# TASK:
Reprint the whole of the data exactly.

# MATERIAL PROVIDED:
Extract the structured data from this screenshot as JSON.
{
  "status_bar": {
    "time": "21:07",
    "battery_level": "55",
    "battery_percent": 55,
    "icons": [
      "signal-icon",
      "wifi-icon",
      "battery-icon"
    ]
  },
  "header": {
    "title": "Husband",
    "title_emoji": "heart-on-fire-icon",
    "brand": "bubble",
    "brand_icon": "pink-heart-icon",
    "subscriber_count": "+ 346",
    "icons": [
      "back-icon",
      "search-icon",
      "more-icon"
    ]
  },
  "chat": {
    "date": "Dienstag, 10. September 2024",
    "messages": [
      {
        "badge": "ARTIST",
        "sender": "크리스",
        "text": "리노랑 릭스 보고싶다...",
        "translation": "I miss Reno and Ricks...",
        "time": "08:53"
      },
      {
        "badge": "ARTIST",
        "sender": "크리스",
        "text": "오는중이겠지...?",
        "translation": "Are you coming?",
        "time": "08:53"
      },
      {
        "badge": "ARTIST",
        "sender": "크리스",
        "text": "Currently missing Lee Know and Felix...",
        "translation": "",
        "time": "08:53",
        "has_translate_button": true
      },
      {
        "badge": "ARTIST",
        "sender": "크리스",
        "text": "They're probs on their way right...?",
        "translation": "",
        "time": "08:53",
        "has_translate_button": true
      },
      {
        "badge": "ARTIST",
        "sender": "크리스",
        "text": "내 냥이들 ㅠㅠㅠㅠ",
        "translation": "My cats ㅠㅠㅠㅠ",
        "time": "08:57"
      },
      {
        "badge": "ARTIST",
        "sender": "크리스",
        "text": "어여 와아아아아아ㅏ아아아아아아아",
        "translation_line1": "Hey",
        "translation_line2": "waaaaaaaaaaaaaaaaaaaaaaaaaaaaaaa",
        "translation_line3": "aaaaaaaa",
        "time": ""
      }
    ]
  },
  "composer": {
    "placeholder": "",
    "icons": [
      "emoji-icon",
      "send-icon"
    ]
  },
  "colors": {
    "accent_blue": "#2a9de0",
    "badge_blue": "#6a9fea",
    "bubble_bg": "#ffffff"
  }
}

# EXERCISE OUTPUT:
Extract the structured data from this screenshot as JSON.
{
  "status_bar": {
    "time": "21:07",
    "battery_level": "55",
    "battery_percent": 55,
    "icons": [
      "signal-icon",
      "wifi-icon",
      "battery-icon"
    ]
  },
  "header": {
    "title": "Husband",
    "title_emoji": "heart-on-fire-icon",
    "brand": "bubble",
    "brand_icon": "pink-heart-icon",
    "subscriber_count": "+ 346",
    "icons": [
      "back-icon",
      "search-icon",
      "more-icon"
    ]
  },
  "chat": {
    "date": "Dienstag, 10. September 2024",
    "messages": [
      {
        "badge": "ARTIST",
        "sender": "크리스",
        "text": "리노랑 릭스 보고싶다...",
        "translation": "I miss Reno and Ricks...",
        "time": "08:53"
      },
      {
        "badge": "ARTIST",
        "sender": "크리스",
        "text": "오는중이겠지...?",
        "translation": "Are you coming?",
        "time": "08:53"
      },
      {
        "badge": "ARTIST",
        "sender": "크리스",
        "text": "Currently missing Lee Know and Felix...",
        "translation": "",
        "time": "08:53",
        "has_translate_button": true
      },
      {
        "badge": "ARTIST",
        "sender": "크리스",
        "text": "They're probs on their way right...?",
        "translation": "",
        "time": "08:53",
        "has_translate_button": true
      },
      {
        "badge": "ARTIST",
        "sender": "크리스",
        "text": "내 냥이들 ㅠㅠㅠㅠ",
        "translation": "My cats ㅠㅠㅠㅠ",
        "time": "08:57"
      },
      {
        "badge": "ARTIST",
        "sender": "크리스",
        "text": "어여 와아아아아아ㅏ아아아아아아아",
        "translation_line1": "Hey",
        "translation_line2": "waaaaaaaaaaaaaaaaaaaaaaaaaaaaaaa",
        "translation_line3": "aaaaaaaa",
        "time": ""
      }
    ]
  },
  "composer": {
    "placeholder": "",
    "icons": [
      "emoji-icon",
      "send-icon"
    ]
  },
  "colors": {
    "accent_blue": "#2a9de0",
    "badge_blue": "#6a9fea",
    "bubble_bg": "#ffffff"
  }
}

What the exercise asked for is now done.